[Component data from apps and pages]
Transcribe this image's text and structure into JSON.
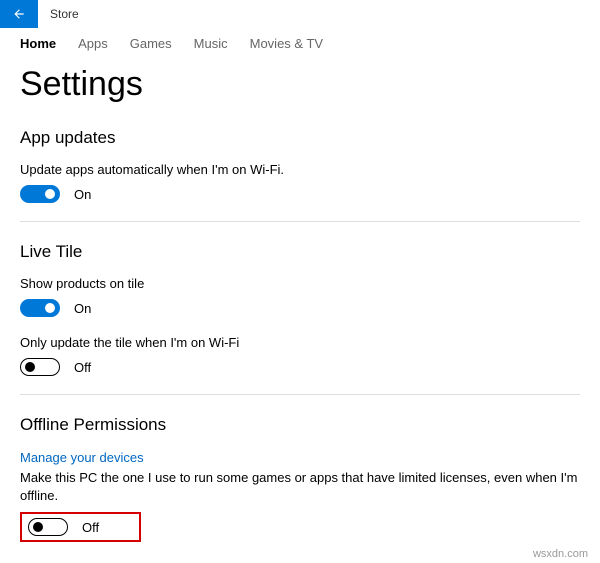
{
  "titlebar": {
    "app": "Store"
  },
  "tabs": [
    "Home",
    "Apps",
    "Games",
    "Music",
    "Movies & TV"
  ],
  "active_tab": 0,
  "page_title": "Settings",
  "sections": {
    "app_updates": {
      "title": "App updates",
      "setting1": {
        "label": "Update apps automatically when I'm on Wi-Fi.",
        "state": "On",
        "on": true
      }
    },
    "live_tile": {
      "title": "Live Tile",
      "setting1": {
        "label": "Show products on tile",
        "state": "On",
        "on": true
      },
      "setting2": {
        "label": "Only update the tile when I'm on Wi-Fi",
        "state": "Off",
        "on": false
      }
    },
    "offline": {
      "title": "Offline Permissions",
      "link": "Manage your devices",
      "desc": "Make this PC the one I use to run some games or apps that have limited licenses, even when I'm offline.",
      "setting1": {
        "state": "Off",
        "on": false
      }
    }
  },
  "watermark": "wsxdn.com"
}
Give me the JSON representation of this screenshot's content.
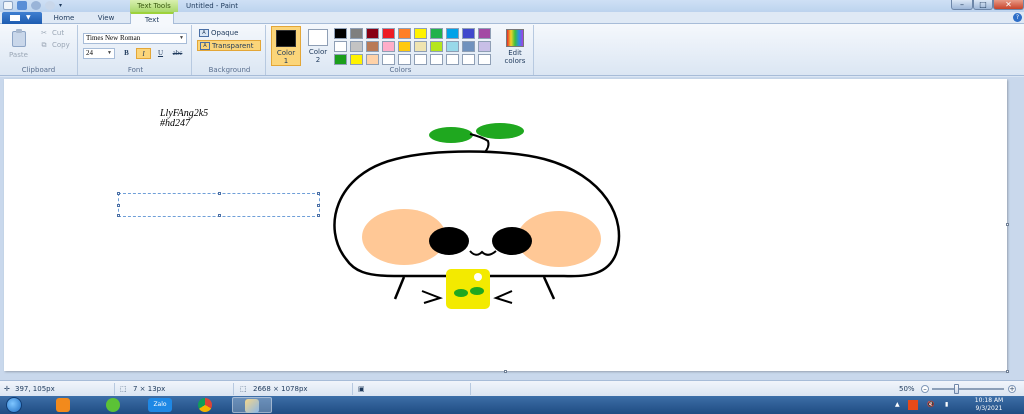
{
  "window": {
    "title": "Untitled - Paint",
    "context_tab": "Text Tools",
    "controls": {
      "minimize": "–",
      "maximize": "□",
      "close": "✕"
    }
  },
  "tabs": [
    {
      "label": "Home",
      "active": false
    },
    {
      "label": "View",
      "active": false
    },
    {
      "label": "Text",
      "active": true
    }
  ],
  "ribbon": {
    "clipboard": {
      "label": "Clipboard",
      "paste": "Paste",
      "cut": "Cut",
      "copy": "Copy"
    },
    "font": {
      "label": "Font",
      "family": "Times New Roman",
      "size": "24",
      "bold": "B",
      "italic": "I",
      "underline": "U",
      "strikethrough": "abc",
      "italic_active": true
    },
    "background": {
      "label": "Background",
      "opaque": "Opaque",
      "transparent": "Transparent",
      "selected": "Transparent"
    },
    "colors": {
      "label": "Colors",
      "color1_label": "Color",
      "color1_num": "1",
      "color2_label": "Color",
      "color2_num": "2",
      "color1_value": "#000000",
      "color2_value": "#ffffff",
      "edit_label": "Edit",
      "edit_label2": "colors",
      "palette": [
        "#000000",
        "#7f7f7f",
        "#880015",
        "#ed1c24",
        "#ff7f27",
        "#fff200",
        "#22b14c",
        "#00a2e8",
        "#3f48cc",
        "#a349a4",
        "#ffffff",
        "#c3c3c3",
        "#b97a57",
        "#ffaec9",
        "#ffc90e",
        "#efe4b0",
        "#b5e61d",
        "#99d9ea",
        "#7092be",
        "#c8bfe7",
        "#1b9e1b",
        "#fff200",
        "#ffd2a8",
        "#ffffff",
        "#ffffff",
        "#ffffff",
        "#ffffff",
        "#ffffff",
        "#ffffff",
        "#ffffff"
      ]
    }
  },
  "canvas": {
    "text_line1": "LlyFAng2k5",
    "text_line2": "#hd247"
  },
  "status": {
    "cursor_pos": "397, 105px",
    "selection_size": "7 × 13px",
    "image_size": "2668 × 1078px",
    "zoom": "50%"
  },
  "taskbar": {
    "apps": [
      "windows-media-icon",
      "app-icon",
      "zalo-icon",
      "chrome-icon",
      "paint-icon"
    ],
    "zalo_label": "Zalo",
    "clock_time": "10:18 AM",
    "clock_date": "9/3/2021"
  }
}
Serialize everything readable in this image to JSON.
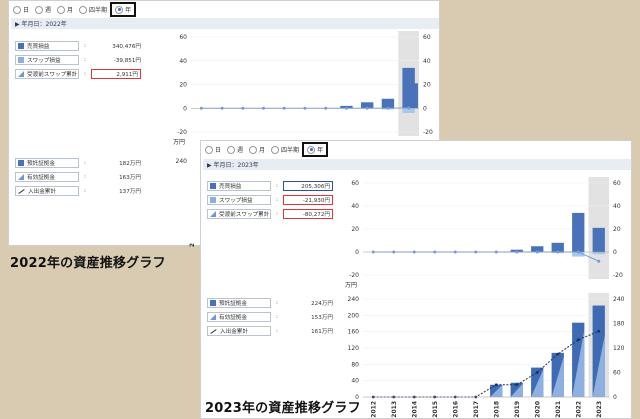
{
  "panel1": {
    "radios": [
      {
        "label": "日",
        "selected": false
      },
      {
        "label": "週",
        "selected": false
      },
      {
        "label": "月",
        "selected": false
      },
      {
        "label": "四半期",
        "selected": false
      },
      {
        "label": "年",
        "selected": true
      }
    ],
    "date_label": "▶ 年月日：2022年",
    "top_rows": [
      {
        "label": "売買損益",
        "value": "340,476円",
        "icon": "dark-square-icon",
        "box": ""
      },
      {
        "label": "スワップ損益",
        "value": "-39,851円",
        "icon": "light-square-icon",
        "box": ""
      },
      {
        "label": "受渡前スワップ累計",
        "value": "2,911円",
        "icon": "triangle-icon",
        "box": "red"
      }
    ],
    "bottom_rows": [
      {
        "label": "預託証拠金",
        "value": "182万円",
        "icon": "dark-square-icon"
      },
      {
        "label": "有効証拠金",
        "value": "163万円",
        "icon": "triangle-icon"
      },
      {
        "label": "入出金累計",
        "value": "137万円",
        "icon": "line-icon"
      }
    ],
    "chart_top_ticks": [
      "60",
      "40",
      "20",
      "0",
      "-20"
    ],
    "chart_top_unit": "万円",
    "chart_bottom_ticks": [
      "240"
    ],
    "x_tick": "2012"
  },
  "panel2": {
    "radios": [
      {
        "label": "日",
        "selected": false
      },
      {
        "label": "週",
        "selected": false
      },
      {
        "label": "月",
        "selected": false
      },
      {
        "label": "四半期",
        "selected": false
      },
      {
        "label": "年",
        "selected": true
      }
    ],
    "date_label": "▶ 年月日：2023年",
    "top_rows": [
      {
        "label": "売買損益",
        "value": "205,306円",
        "icon": "dark-square-icon",
        "box": "blue"
      },
      {
        "label": "スワップ損益",
        "value": "-21,930円",
        "icon": "light-square-icon",
        "box": "red"
      },
      {
        "label": "受渡前スワップ累計",
        "value": "-80,272円",
        "icon": "triangle-icon",
        "box": "red"
      }
    ],
    "bottom_rows": [
      {
        "label": "預託証拠金",
        "value": "224万円",
        "icon": "dark-square-icon"
      },
      {
        "label": "有効証拠金",
        "value": "153万円",
        "icon": "triangle-icon"
      },
      {
        "label": "入出金累計",
        "value": "161万円",
        "icon": "line-icon"
      }
    ],
    "chart_top_ticks": [
      "60",
      "40",
      "20",
      "0",
      "-20"
    ],
    "chart_top_unit": "万円",
    "chart_bottom_ticks": [
      "240",
      "200",
      "160",
      "120",
      "80",
      "40",
      "0"
    ],
    "chart_bottom_right_ticks": [
      "240",
      "180",
      "120",
      "60",
      "0"
    ]
  },
  "captions": {
    "caption1": "2022年の資産推移グラフ",
    "caption2": "2023年の資産推移グラフ"
  },
  "chart_data": [
    {
      "type": "bar",
      "title": "",
      "categories": [
        "2012",
        "2013",
        "2014",
        "2015",
        "2016",
        "2017",
        "2018",
        "2019",
        "2020",
        "2021",
        "2022"
      ],
      "series": [
        {
          "values": [
            0,
            0,
            0,
            0,
            0,
            0,
            0,
            2,
            5,
            8,
            34
          ]
        },
        {
          "values": [
            0,
            0,
            0,
            0,
            0,
            0,
            0,
            0,
            0,
            -1,
            -4
          ]
        }
      ],
      "overlay_line": [
        0,
        0,
        0,
        0,
        0,
        0,
        0,
        0,
        0,
        0,
        0.3
      ],
      "overlay_line_right": [
        0,
        0,
        0,
        0,
        0,
        0,
        0,
        0,
        0,
        0,
        -1
      ],
      "last_bar": 21,
      "ylim": [
        -20,
        60
      ],
      "ylabel": "万円",
      "highlight_category": "2022"
    },
    {
      "type": "bar",
      "title": "",
      "categories": [
        "2012",
        "2013",
        "2014",
        "2015",
        "2016",
        "2017",
        "2018",
        "2019",
        "2020",
        "2021",
        "2022",
        "2023"
      ],
      "series": [
        {
          "values": [
            0,
            0,
            0,
            0,
            0,
            0,
            0,
            2,
            5,
            8,
            34,
            21
          ]
        },
        {
          "values": [
            0,
            0,
            0,
            0,
            0,
            0,
            0,
            0,
            0,
            -1,
            -4,
            -2
          ]
        }
      ],
      "overlay_line": [
        0,
        0,
        0,
        0,
        0,
        0,
        0,
        0,
        0,
        0,
        0,
        -8
      ],
      "ylim": [
        -20,
        60
      ],
      "ylabel": "万円",
      "highlight_category": "2023"
    },
    {
      "type": "bar",
      "title": "",
      "categories": [
        "2012",
        "2013",
        "2014",
        "2015",
        "2016",
        "2017",
        "2018",
        "2019",
        "2020",
        "2021",
        "2022",
        "2023"
      ],
      "series": [
        {
          "values": [
            0,
            0,
            0,
            0,
            0,
            0,
            30,
            35,
            72,
            108,
            182,
            224
          ]
        },
        {
          "values": [
            0,
            0,
            0,
            0,
            0,
            0,
            30,
            33,
            68,
            100,
            165,
            153
          ]
        }
      ],
      "line": [
        0,
        0,
        0,
        0,
        0,
        0,
        30,
        30,
        60,
        105,
        140,
        161
      ],
      "ylim": [
        0,
        240
      ],
      "highlight_category": "2023"
    }
  ]
}
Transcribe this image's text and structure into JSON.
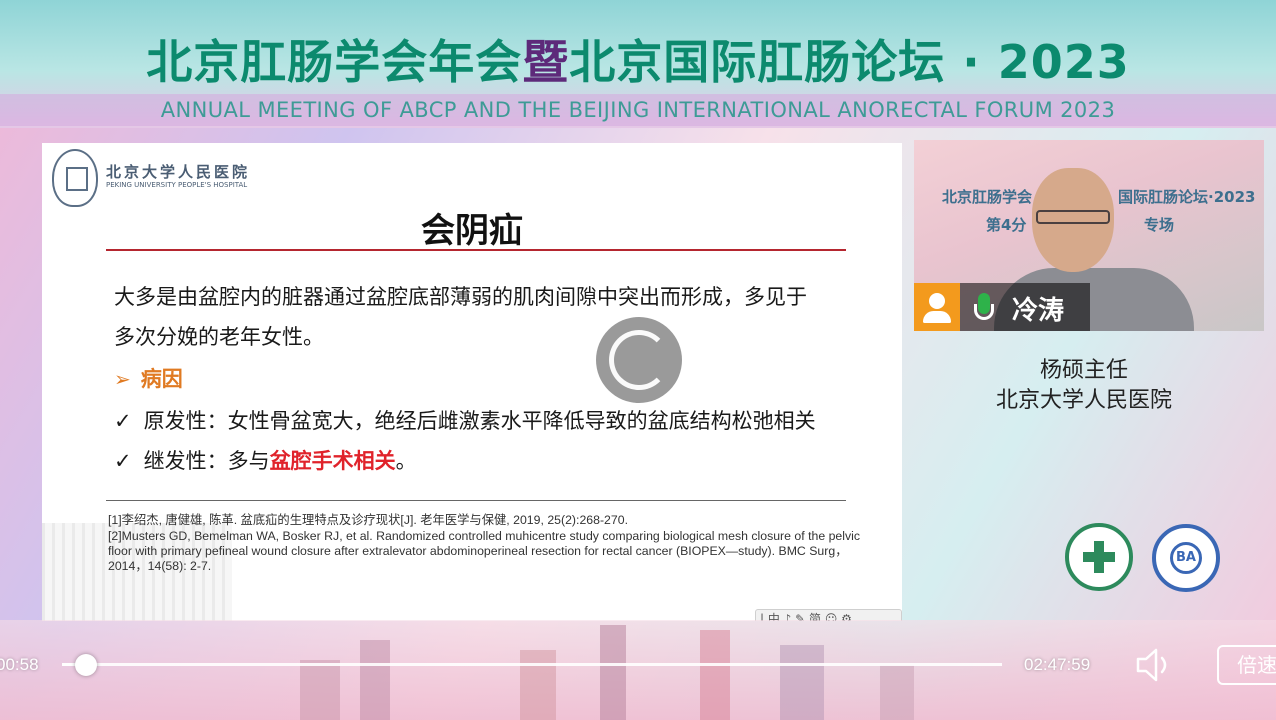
{
  "banner": {
    "title_part1": "北京肛肠学会年会",
    "title_accent": "暨",
    "title_part2": "北京国际肛肠论坛 · 2023",
    "subtitle": "ANNUAL MEETING OF ABCP AND THE BEIJING INTERNATIONAL ANORECTAL FORUM 2023"
  },
  "slide": {
    "hospital_cn": "北京大学人民医院",
    "hospital_en": "PEKING UNIVERSITY PEOPLE'S HOSPITAL",
    "title": "会阴疝",
    "line1": "大多是由盆腔内的脏器通过盆腔底部薄弱的肌肉间隙中突出而形成，多见于",
    "line2": "多次分娩的老年女性。",
    "cause_arrow": "➢",
    "cause_label": "病因",
    "check_mark": "✓",
    "point1": "原发性：女性骨盆宽大，绝经后雌激素水平降低导致的盆底结构松弛相关",
    "point2_prefix": "继发性：多与",
    "point2_highlight": "盆腔手术相关",
    "point2_suffix": "。",
    "ref1": "[1]李绍杰, 唐健雄, 陈革. 盆底疝的生理特点及诊疗现状[J]. 老年医学与保健, 2019, 25(2):268-270.",
    "ref2": "[2]Musters GD, Bemelman WA, Bosker RJ, et al. Randomized controlled muhicentre study comparing biological mesh closure of  the pelvic floor with primary pefineal wound closure after extralevator abdominoperineal resection for rectal cancer (BIOPEX—study). BMC Surg，2014，14(58): 2-7.",
    "toolbar": "| 中 ♪ ✎ 简 ☺ ⚙"
  },
  "cam": {
    "wall_line1": "北京肛肠学会",
    "wall_line2": "国际肛肠论坛·2023",
    "wall_line3": "第4分",
    "wall_line4": "专场",
    "name": "冷涛"
  },
  "speaker": {
    "name_title": "杨硕主任",
    "affiliation": "北京大学人民医院"
  },
  "logos": {
    "blue_text": "BA"
  },
  "player": {
    "current_time": "00:58",
    "total_time": "02:47:59",
    "progress": 0.006,
    "speed_label": "倍速"
  },
  "colors": {
    "banner_green": "#0c8a6e",
    "banner_purple": "#5d2a7a",
    "slide_red": "#e0232b",
    "slide_orange": "#e07a22"
  },
  "icons": [
    "user-icon",
    "microphone-icon",
    "volume-icon",
    "loading-spinner-icon"
  ]
}
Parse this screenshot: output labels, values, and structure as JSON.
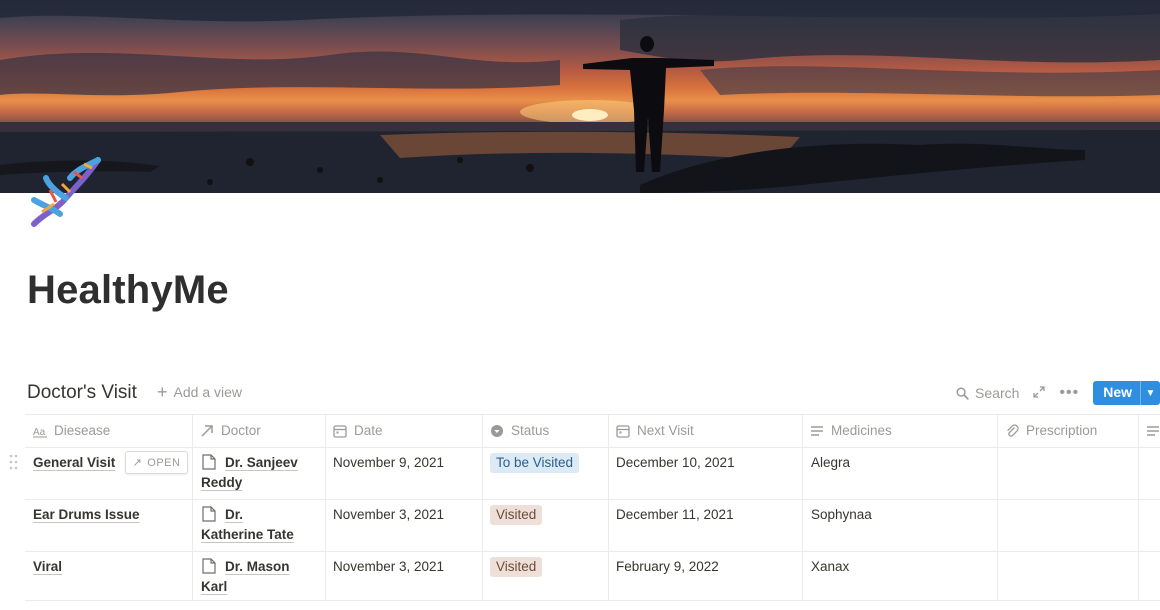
{
  "page": {
    "title": "HealthyMe",
    "icon": "dna-icon"
  },
  "database": {
    "title": "Doctor's Visit",
    "add_view_label": "Add a view",
    "search_label": "Search",
    "new_label": "New",
    "open_label": "OPEN",
    "columns": [
      {
        "label": "Diesease",
        "icon": "text-aa-icon"
      },
      {
        "label": "Doctor",
        "icon": "relation-arrow-icon"
      },
      {
        "label": "Date",
        "icon": "calendar-icon"
      },
      {
        "label": "Status",
        "icon": "select-circle-icon"
      },
      {
        "label": "Next Visit",
        "icon": "calendar-icon"
      },
      {
        "label": "Medicines",
        "icon": "text-lines-icon"
      },
      {
        "label": "Prescription",
        "icon": "paperclip-icon"
      }
    ],
    "rows": [
      {
        "disease": "General Visit",
        "doctor_line1": "Dr. Sanjeev",
        "doctor_line2": "Reddy",
        "date": "November 9, 2021",
        "status": "To be Visited",
        "next_visit": "December 10, 2021",
        "medicines": "Alegra",
        "prescription": ""
      },
      {
        "disease": "Ear Drums Issue",
        "doctor_line1": "Dr.",
        "doctor_line2": "Katherine Tate",
        "date": "November 3, 2021",
        "status": "Visited",
        "next_visit": "December 11, 2021",
        "medicines": "Sophynaa",
        "prescription": ""
      },
      {
        "disease": "Viral",
        "doctor_line1": "Dr. Mason",
        "doctor_line2": "Karl",
        "date": "November 3, 2021",
        "status": "Visited",
        "next_visit": "February 9, 2022",
        "medicines": "Xanax",
        "prescription": ""
      }
    ]
  },
  "colors": {
    "accent_blue": "#2f8ee0",
    "status_to_be_visited_bg": "#dbeaf5",
    "status_visited_bg": "#eee0d9",
    "text": "#37352f",
    "muted": "#9b9a97"
  }
}
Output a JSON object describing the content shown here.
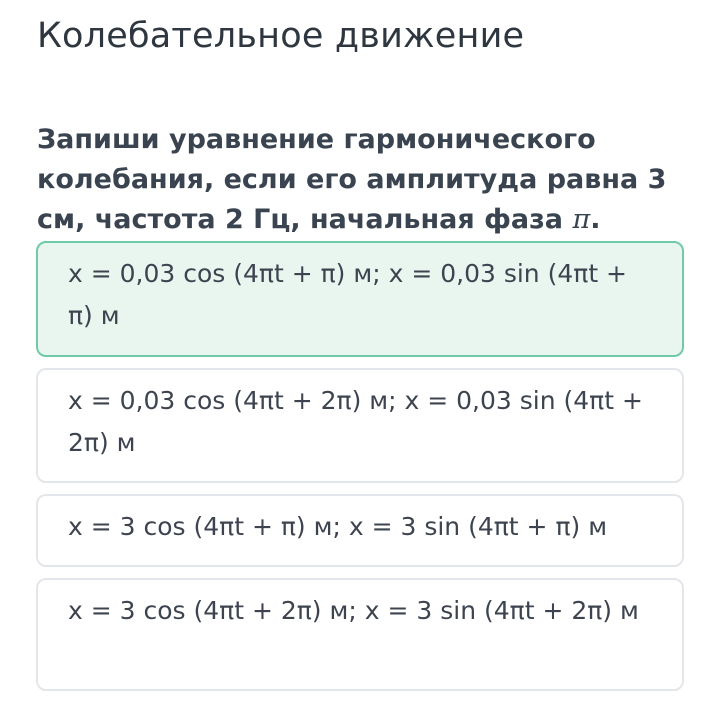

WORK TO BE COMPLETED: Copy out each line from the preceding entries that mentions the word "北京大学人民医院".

ANSWER AREA:
    "hospital_cn": "北京大学人民医院",
    "affiliation": "北京大学人民医院"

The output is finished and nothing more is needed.